It Happened One Night is credited with a few important firsts in Hollywood. It has been called the first screwball comedy, and it was one of the first films to self-censor according to what was and is popularly called the Hays Production Code, a system which would keep its thumb on mainstream Hollywood productions for decades, and shape the film industry arguably forever.

The film was a hit, much to the surprise of most people involved, especially the lead actors. Both Claudette Colbert and Clark Gable famously grumbled about having to do the film. Rumors abound that Gable was only loaned to Columbia Pictures to do the film as a kind of punishment for being generally stubborn and disagreeable or for having an affair with Joan Crawford, depending on who you talk to. More likely, though, is the more updated theory: Gable was on contract with MGM for $1,000 a week regardless of whether he was working. There was a gap in his schedule which allowed for the short, 4-week shooting schedule of It Happened One Night and MGM could make $1,500 a week loaning Gable out. So they did, but he wasn’t happy about it.

Colbert had worked with Frank Capra before and swore never to do it again after the disaster that was her first movie, For the Love of Mike [1927]. She was only persuaded to take the part after she was promised $50,000—double her usual per movie salary. She was also guaranteed that the shoot would only take 4 weeks, leaving her enough time to take a planned vacation. 

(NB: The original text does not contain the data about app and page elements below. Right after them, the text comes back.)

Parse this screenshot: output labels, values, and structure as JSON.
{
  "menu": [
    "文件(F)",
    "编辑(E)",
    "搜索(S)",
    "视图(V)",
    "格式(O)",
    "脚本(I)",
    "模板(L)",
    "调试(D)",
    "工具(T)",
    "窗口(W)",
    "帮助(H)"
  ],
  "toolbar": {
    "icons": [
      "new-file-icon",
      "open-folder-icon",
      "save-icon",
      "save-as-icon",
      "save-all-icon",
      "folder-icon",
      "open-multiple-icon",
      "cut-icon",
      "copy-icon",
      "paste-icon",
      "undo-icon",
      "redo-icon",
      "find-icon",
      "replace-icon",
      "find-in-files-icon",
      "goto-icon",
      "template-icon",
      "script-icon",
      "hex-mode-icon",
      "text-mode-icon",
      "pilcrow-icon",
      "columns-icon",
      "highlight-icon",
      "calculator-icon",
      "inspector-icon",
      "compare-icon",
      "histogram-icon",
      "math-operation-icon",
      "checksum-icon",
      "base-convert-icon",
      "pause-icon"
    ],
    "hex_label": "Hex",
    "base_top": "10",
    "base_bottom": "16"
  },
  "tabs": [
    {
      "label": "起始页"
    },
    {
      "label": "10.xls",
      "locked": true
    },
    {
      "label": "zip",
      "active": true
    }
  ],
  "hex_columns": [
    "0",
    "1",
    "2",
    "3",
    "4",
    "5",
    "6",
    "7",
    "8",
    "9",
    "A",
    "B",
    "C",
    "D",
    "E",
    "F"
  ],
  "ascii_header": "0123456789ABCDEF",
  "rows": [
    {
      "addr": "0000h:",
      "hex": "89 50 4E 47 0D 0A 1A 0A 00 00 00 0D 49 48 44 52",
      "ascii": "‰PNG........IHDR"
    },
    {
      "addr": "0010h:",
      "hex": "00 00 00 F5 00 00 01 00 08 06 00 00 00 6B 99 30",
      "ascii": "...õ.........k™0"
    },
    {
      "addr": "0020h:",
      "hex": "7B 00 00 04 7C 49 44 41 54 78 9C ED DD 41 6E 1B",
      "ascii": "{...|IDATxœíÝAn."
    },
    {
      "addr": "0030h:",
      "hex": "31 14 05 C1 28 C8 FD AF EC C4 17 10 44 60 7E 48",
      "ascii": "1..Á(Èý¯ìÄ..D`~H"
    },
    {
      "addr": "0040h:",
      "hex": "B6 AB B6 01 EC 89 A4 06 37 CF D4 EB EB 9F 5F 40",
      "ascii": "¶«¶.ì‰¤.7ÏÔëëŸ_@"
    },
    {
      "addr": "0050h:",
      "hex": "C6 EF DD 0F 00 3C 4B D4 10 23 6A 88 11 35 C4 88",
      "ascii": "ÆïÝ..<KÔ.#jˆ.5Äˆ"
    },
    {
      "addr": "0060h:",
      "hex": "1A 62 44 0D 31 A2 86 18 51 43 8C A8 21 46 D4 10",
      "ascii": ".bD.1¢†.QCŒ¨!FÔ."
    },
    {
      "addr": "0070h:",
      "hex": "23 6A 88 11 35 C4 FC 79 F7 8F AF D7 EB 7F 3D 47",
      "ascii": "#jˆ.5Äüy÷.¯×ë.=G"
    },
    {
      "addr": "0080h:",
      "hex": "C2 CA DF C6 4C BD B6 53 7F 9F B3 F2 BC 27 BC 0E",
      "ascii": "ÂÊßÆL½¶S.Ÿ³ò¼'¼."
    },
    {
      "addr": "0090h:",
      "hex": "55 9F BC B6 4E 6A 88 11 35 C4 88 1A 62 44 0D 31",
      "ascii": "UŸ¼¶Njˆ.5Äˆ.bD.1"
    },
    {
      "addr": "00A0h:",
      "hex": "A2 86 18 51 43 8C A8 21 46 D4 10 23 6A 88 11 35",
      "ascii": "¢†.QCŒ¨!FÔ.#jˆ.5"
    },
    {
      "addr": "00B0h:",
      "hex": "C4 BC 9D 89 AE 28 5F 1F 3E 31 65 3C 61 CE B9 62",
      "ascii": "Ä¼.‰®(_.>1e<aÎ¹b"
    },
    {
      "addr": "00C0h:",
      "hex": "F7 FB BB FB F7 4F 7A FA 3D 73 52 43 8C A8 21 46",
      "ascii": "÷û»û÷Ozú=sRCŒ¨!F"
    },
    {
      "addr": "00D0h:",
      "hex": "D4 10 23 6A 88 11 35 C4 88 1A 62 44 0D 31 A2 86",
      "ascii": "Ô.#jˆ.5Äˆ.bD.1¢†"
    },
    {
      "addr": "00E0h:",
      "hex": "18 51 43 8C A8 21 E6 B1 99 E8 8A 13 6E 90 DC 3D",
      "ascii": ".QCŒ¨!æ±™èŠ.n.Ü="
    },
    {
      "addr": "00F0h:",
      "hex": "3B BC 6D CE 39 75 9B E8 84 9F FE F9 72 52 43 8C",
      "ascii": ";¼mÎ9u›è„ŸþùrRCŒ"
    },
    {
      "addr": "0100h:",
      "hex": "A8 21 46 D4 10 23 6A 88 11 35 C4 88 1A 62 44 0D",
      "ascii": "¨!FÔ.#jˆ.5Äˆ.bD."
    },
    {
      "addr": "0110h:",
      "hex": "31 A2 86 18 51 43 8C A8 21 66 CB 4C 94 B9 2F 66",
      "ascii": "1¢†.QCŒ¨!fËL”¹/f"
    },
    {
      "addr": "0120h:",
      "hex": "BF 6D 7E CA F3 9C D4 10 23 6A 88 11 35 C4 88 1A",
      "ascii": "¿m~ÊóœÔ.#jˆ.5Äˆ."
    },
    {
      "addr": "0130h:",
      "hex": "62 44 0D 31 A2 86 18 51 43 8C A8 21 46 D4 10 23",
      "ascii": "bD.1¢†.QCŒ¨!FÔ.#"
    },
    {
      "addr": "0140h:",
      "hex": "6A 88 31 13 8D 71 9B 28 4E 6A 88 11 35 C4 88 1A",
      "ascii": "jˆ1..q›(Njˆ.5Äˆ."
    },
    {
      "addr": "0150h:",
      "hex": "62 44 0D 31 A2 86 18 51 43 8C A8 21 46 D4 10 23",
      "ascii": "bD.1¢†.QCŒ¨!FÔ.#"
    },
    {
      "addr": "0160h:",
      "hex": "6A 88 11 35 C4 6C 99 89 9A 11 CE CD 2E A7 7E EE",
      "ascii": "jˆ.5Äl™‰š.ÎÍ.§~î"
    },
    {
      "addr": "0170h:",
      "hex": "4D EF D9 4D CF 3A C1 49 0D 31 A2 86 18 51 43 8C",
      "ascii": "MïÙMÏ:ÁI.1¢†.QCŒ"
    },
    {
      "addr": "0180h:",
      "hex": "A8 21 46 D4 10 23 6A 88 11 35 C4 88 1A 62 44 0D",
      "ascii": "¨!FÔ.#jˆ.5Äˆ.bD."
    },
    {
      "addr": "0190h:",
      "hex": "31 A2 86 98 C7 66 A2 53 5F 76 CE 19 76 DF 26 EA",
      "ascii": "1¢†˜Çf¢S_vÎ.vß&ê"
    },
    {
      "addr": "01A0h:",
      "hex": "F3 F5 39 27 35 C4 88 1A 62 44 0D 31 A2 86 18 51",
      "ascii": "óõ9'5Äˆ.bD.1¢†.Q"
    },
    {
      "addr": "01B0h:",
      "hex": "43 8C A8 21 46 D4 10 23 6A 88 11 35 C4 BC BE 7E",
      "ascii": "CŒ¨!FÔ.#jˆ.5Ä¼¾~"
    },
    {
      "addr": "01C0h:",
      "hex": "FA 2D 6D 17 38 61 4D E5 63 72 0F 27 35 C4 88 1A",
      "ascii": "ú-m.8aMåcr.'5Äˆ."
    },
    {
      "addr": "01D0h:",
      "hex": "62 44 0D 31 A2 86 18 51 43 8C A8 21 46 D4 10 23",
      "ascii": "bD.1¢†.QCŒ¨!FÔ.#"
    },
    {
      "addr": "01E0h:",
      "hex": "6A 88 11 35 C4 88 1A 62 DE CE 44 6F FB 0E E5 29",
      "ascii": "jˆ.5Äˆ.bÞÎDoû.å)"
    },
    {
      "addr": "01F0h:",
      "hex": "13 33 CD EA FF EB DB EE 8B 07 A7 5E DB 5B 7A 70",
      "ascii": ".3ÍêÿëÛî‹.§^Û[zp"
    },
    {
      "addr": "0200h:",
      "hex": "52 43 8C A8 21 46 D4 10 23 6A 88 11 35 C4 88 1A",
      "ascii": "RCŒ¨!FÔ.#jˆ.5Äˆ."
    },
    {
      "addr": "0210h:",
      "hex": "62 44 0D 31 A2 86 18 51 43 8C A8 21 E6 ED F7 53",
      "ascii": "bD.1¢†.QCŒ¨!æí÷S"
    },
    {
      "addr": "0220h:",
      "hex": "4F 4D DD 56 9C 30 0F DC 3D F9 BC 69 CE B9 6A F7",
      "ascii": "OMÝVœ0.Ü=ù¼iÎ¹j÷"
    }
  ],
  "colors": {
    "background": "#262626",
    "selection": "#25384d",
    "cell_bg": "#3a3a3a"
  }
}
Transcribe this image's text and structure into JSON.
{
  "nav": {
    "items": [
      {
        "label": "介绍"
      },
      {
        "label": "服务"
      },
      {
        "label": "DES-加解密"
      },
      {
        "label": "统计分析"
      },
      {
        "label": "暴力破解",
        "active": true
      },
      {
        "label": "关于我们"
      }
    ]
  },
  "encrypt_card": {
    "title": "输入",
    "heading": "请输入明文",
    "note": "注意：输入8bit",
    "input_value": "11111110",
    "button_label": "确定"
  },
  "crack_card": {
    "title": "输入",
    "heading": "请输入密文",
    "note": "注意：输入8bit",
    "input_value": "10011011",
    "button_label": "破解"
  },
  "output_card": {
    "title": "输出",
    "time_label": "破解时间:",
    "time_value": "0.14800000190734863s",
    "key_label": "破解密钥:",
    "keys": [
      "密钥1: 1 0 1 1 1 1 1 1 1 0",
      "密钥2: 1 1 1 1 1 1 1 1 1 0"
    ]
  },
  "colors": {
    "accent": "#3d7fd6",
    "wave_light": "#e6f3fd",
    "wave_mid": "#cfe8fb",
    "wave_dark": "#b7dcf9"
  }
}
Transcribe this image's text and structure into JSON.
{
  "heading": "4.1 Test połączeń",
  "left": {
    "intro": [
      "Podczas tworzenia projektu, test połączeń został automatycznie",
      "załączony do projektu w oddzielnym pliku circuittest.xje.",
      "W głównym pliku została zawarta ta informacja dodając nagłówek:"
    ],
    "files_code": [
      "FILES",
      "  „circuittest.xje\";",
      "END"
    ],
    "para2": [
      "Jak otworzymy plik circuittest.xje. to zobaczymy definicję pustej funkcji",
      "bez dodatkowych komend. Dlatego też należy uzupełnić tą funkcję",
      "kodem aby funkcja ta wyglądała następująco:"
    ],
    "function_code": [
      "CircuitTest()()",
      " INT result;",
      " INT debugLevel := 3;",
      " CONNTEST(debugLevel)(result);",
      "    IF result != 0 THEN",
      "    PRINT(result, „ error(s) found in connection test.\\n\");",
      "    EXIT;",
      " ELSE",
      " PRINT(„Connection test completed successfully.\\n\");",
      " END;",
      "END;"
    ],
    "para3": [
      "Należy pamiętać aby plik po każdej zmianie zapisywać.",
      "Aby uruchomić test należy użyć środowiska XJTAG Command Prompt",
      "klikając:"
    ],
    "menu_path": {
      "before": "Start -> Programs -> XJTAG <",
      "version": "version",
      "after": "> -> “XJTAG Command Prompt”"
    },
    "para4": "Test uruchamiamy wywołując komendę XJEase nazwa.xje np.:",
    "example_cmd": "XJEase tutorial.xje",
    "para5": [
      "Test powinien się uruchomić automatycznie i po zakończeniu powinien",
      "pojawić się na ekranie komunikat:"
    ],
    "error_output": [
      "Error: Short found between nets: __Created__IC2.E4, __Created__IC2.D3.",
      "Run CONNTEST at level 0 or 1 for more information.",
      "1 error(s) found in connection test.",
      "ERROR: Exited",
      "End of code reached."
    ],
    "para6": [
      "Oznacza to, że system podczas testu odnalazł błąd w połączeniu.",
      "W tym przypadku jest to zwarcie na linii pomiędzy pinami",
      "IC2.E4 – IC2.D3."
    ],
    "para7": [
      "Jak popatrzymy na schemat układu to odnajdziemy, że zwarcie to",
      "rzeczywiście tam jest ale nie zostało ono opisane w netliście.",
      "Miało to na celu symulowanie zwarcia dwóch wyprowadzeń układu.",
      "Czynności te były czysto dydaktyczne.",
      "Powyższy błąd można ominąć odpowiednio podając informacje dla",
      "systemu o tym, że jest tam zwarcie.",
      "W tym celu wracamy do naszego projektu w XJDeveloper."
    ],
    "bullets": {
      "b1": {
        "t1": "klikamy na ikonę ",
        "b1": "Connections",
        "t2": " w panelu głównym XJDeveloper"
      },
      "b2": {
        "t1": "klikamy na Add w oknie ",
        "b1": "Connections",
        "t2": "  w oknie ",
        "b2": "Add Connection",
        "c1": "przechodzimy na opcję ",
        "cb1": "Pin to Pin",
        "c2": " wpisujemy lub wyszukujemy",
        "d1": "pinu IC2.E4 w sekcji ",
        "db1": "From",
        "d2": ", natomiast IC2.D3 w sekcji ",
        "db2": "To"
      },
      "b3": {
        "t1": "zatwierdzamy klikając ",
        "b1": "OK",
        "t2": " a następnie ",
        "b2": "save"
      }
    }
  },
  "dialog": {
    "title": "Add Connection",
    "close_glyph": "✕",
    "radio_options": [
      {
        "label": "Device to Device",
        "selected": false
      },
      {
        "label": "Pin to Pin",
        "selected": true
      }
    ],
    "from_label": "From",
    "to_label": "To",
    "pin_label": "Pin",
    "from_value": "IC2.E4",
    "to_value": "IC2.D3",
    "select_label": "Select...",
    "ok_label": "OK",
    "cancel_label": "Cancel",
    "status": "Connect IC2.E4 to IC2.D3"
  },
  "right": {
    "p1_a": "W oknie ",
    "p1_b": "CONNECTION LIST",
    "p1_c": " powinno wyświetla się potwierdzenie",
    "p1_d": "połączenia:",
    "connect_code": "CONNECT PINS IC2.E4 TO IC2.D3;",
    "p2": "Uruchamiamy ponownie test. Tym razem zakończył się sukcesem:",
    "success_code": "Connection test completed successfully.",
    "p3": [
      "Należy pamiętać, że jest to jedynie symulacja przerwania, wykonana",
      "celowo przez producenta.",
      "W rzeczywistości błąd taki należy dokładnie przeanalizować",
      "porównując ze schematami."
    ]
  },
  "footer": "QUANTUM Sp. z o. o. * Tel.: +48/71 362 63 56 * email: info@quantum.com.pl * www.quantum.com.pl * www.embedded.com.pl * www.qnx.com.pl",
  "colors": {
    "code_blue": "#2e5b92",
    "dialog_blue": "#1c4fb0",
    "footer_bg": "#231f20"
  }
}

Rumor has it she remarked to a friend after filming wrapped that she had just finished making the worst film of her life.

The film far exceeded everyone’s low expectations. It was released to little fanfare but was generally well received by critics. When it hit theaters in lower-income towns, though, it really took off. This is likely because of the film’s class tensions between the rich and snobby Ellie, played by Colbert, and the scrappy and very not-rich Peter, played by Gable. Peter frequently admonishes Ellie throughout the film, essentially scolding her for being rich. This seemed to work well for depression-era audiences, who blamed the wealthy for the market crash. The film was a box office success, and has remained one of the most beloved classics of all time. 

As I watched It Happened One Night again, it’s easy to see why it works so well and pretty difficult to figure out why the players involved predicted it would flop. Colbert and Gable have electric chemistry. The dialogue is snappy and hilarious, if a little dated [for example, when Peter says Ellie needs someone who will take a sock at her whether or not she has it coming]. The story is a little weak, but the performances and writing make it so that you hardly notice. But it is more than just fun. It is a special movie in the canon; one that had far reaching effects on film.